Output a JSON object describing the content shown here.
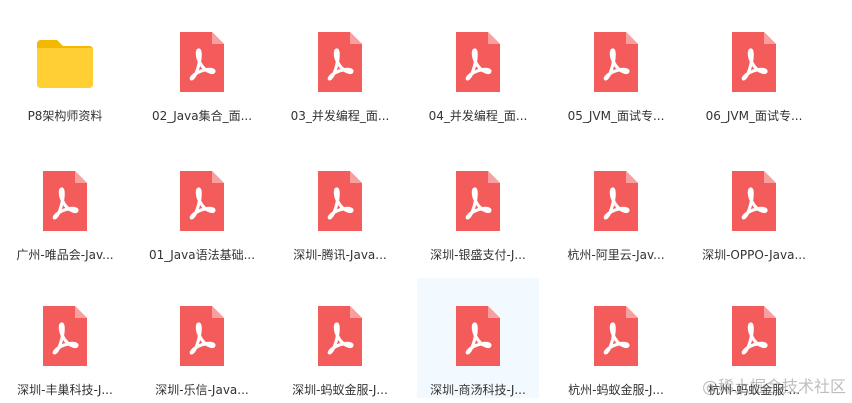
{
  "colors": {
    "pdf_red": "#f45b5b",
    "pdf_fold": "#f8a0a0",
    "folder_yellow": "#ffcf33",
    "folder_tab": "#f5b800",
    "hover_bg": "#f2f9ff",
    "label_text": "#333333"
  },
  "files": [
    {
      "label": "P8架构师资料",
      "icon": "folder-icon"
    },
    {
      "label": "02_Java集合_面...",
      "icon": "pdf-icon"
    },
    {
      "label": "03_并发编程_面...",
      "icon": "pdf-icon"
    },
    {
      "label": "04_并发编程_面...",
      "icon": "pdf-icon"
    },
    {
      "label": "05_JVM_面试专...",
      "icon": "pdf-icon"
    },
    {
      "label": "06_JVM_面试专...",
      "icon": "pdf-icon"
    },
    {
      "label": "广州-唯品会-Jav...",
      "icon": "pdf-icon"
    },
    {
      "label": "01_Java语法基础...",
      "icon": "pdf-icon"
    },
    {
      "label": "深圳-腾讯-Java...",
      "icon": "pdf-icon"
    },
    {
      "label": "深圳-银盛支付-J...",
      "icon": "pdf-icon"
    },
    {
      "label": "杭州-阿里云-Jav...",
      "icon": "pdf-icon"
    },
    {
      "label": "深圳-OPPO-Java...",
      "icon": "pdf-icon"
    },
    {
      "label": "深圳-丰巢科技-J...",
      "icon": "pdf-icon"
    },
    {
      "label": "深圳-乐信-Java...",
      "icon": "pdf-icon"
    },
    {
      "label": "深圳-蚂蚁金服-J...",
      "icon": "pdf-icon"
    },
    {
      "label": "深圳-商汤科技-J...",
      "icon": "pdf-icon",
      "hovered": true
    },
    {
      "label": "杭州-蚂蚁金服-J...",
      "icon": "pdf-icon"
    },
    {
      "label": "杭州-蚂蚁金服-...",
      "icon": "pdf-icon"
    }
  ],
  "watermark": "@稀土掘金技术社区"
}
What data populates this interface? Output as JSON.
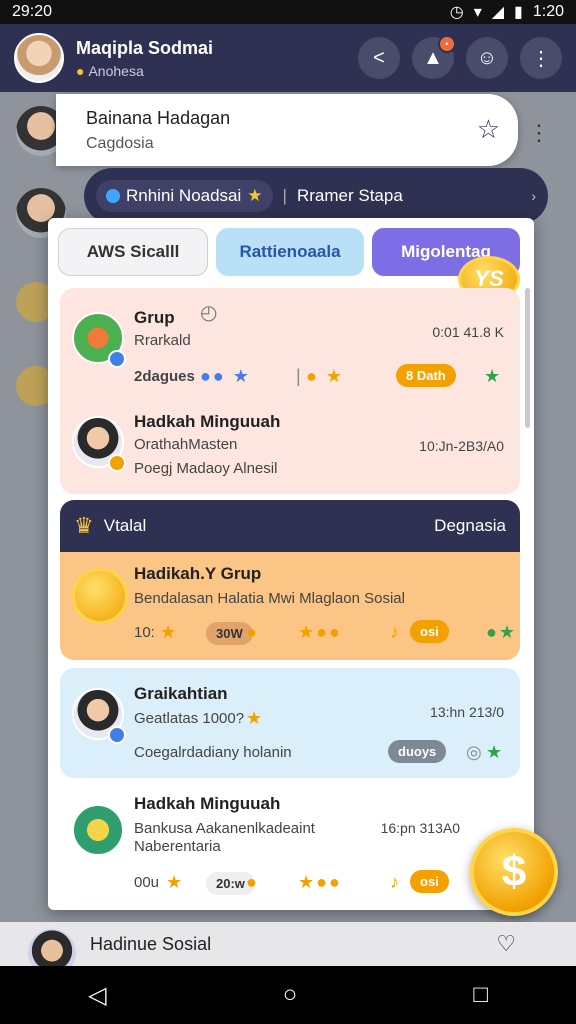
{
  "status": {
    "time": "29:20",
    "right_time": "1:20"
  },
  "appbar": {
    "title": "Maqipla Sodmai",
    "subtitle": "Anohesa"
  },
  "contact": {
    "name": "Bainana Hadagan",
    "sub": "Cagdosia"
  },
  "pill": {
    "left": "Rnhini Noadsai",
    "right": "Rramer Stapa"
  },
  "tabs": [
    "AWS Sicalll",
    "Rattienoaala",
    "Migolentag"
  ],
  "badge": {
    "ys": "YS"
  },
  "group1": {
    "title": "Grup",
    "subtitle": "Rrarkald",
    "meta": "0:01 41.8 K",
    "tagline": "2dagues",
    "tag_pill": "8 Dath"
  },
  "person1": {
    "title": "Hadkah Minguuah",
    "line1": "OrathahMasten",
    "line2": "Poegj Madaoy Alnesil",
    "meta": "10:Jn-2B3/A0"
  },
  "section": {
    "left": "Vtalal",
    "right": "Degnasia"
  },
  "item_orange": {
    "title": "Hadikah.Y Grup",
    "line": "Bendalasan Halatia Mwi Mlaglaon Sosial",
    "count": "10:",
    "tag": "30W",
    "pill": "osi"
  },
  "item_blue": {
    "title": "Graikahtian",
    "line": "Geatlatas 1000?",
    "link": "Coegalrdadiany holanin",
    "meta": "13:hn 213/0",
    "pill": "duoys"
  },
  "item_white": {
    "title": "Hadkah Minguuah",
    "line1": "Bankusa Aakanenlkadeaint",
    "line2": "Naberentaria",
    "meta": "16:pn 313A0",
    "count": "00u",
    "tag": "20:w",
    "pill": "osi"
  },
  "bottom": {
    "name": "Hadinue Sosial"
  }
}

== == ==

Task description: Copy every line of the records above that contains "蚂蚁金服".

Written answer:
      "label": "深圳-蚂蚁金服-J...",
      "label": "杭州-蚂蚁金服-J...",
      "label": "杭州-蚂蚁金服-...",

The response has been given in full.